heart rate, elevated visual attentional performance, and improved
reaction time response among high anxiety propensity
subjects compared to a placebo. However, no significant differences
were noticed among subjects with a minimal anxiety
L-THEANINE AND MENTAL FOCUS
The journal Neuropharmacology published a double-blind, randomized,
cross-over study12 in which 27 participants received
100 mg L-theanine, 50 mg caffeine, a combination of the two,
or a placebo. The results were that L-theanine and caffeine each
significantly reduced error rates during a sustained attention
task. It was noted that the combination of L-theanine and caffeine
did not confer any additional benefits over either compound
Another study13 examined “sensory gating.” Sensory gating
describes the processes of filtering out redundant or unnecessary
stimuli in the brain from all possible environmental stimuli.
Being able to do this is obviously beneficial when you’re trying
to focus on a mental task. In the study, L-theanine was given
to 14 healthy subjects, and tests were conducted 90 minutes
later. The results were that 200 mg and 400 mg significantly
improved sensory gating.
Research shows that L-theanine is effective at helping to promote
relaxation while reducing feelings of stress and anxiety.
Furthermore, this amino acid is even helpful in promoting
mental focus. Truly, L-theanine is nature’s chill pill.
- American Psychological Association. Stress in America™: Our Health at Risk. Released January 11, 2012. 78 pgs.
- Head KA, Kelly GS. Nutrients and botanicals for treatment of stress: adrenal fatigue, neurotransmitter imbalance, anxiety, and restless sleep. Altern Med Rev. 2009 Jun;14(2):114–40.
- L-Theanine monograph. Alternative Medicine Review 2005;10(2):136-8.
- Lu K, Gray MA, Oliver C, et al. The acute effects of L-theanine in comparison with alprazolam on anticipatory anxiety in humans. Hum Psychopharmacol Clin Exp 2004;19:457–65.
- Nobre AC, Rao A, Owen GN. L-theanine, a natural constituent in tea, and its effect on mental state. Asia Pac J Clin Nutr 2008;17 Suppl 1:167–8.
- Mason,R. 200 mg of Zen. Alternative & Complementary Therapies 2001; 7(2):91–95.
- Ibid. Lu K, Gray MA, Oliver C, et al.
- Kimura K, Ozeki M, Juneja LR, Ohira H. L-Theanine reduces psychological and physiological stress responses. Biol Psychol 2007;74(1):39–45
- Unno K, Tanida N, Ishii N, et al. Anti-stress effect of theanine on students during pharmacy practice: positive correlation among salivary á-amylase activity, trait anxiety and subjective stress. Pharmacol Biochem Behav. 2013 Oct;111:128–35.

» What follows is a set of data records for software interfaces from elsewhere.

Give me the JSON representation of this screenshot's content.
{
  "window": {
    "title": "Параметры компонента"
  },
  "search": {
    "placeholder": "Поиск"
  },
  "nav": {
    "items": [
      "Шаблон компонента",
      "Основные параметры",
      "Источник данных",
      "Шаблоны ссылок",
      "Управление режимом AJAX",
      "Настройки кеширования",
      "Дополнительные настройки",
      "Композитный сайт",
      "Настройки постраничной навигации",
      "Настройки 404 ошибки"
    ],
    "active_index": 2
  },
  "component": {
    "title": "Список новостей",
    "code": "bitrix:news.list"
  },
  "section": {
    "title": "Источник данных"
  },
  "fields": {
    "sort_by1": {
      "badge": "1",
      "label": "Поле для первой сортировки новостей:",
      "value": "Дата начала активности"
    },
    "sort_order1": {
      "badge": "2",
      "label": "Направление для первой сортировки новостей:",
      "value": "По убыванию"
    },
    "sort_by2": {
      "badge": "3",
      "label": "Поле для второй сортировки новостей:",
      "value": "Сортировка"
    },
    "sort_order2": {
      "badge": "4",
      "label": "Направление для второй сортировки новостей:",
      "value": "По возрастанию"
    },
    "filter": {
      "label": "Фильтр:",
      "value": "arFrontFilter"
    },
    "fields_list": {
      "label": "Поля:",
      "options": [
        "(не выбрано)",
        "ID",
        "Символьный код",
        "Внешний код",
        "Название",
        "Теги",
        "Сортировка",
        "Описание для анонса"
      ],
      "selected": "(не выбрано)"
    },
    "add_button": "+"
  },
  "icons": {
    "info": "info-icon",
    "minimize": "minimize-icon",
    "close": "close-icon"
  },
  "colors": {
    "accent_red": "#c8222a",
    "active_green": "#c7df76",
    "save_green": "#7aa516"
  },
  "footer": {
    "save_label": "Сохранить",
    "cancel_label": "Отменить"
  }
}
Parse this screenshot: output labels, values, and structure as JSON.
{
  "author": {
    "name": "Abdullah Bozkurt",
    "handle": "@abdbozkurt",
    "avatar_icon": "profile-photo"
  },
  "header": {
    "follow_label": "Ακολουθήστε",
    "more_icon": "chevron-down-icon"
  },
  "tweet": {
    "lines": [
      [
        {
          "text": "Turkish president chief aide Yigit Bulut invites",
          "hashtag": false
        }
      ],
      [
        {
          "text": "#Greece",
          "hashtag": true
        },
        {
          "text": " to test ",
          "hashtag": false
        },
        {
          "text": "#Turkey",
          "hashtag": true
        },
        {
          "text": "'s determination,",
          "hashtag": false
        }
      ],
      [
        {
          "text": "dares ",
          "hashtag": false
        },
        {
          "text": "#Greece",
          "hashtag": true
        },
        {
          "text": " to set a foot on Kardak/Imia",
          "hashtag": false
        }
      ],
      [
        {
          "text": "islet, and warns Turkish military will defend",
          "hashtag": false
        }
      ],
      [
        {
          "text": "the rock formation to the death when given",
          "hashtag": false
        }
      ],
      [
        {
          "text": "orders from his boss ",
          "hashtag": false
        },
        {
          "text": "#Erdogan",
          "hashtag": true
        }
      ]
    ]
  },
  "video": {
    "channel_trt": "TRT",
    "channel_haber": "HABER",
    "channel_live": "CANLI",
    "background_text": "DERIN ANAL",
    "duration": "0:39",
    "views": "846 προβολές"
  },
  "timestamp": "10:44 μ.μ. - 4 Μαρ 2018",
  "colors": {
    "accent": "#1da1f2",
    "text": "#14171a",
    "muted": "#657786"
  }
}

- Yoto A, Motoki M, Murao S, Yokogoshi H. Effects of L-theanine or caffeine intake on changes in blood pressure under physical and psychological stresses. J Physiol Anthropol. 2012 Oct 29;31:28.
- Higashyama A, Htay HH, Ozeki M, Juneja LR, Kapoor MP. Effects of l-theanine on attention and reaction time response. Journal of Functional Foods. 2011;3(3):171–8.
- Foxe JJ, Morie KP, Laud PJ, Rowson MJ, de Bruin EA, Kelly SP. Assessing the effects of caffeine and theanine on the maintenance of vigilance during a sustained attention task. Neuropharmacology. 2012 Jun;62(7):2320–7.
- Ota M, Wakabayashi C, Matsuo J, et al. Effect of L-theanine on sensorimotor gating in healthy human subjects. Psychiatry Clin Neurosci. 2014 May;68(5):337–43.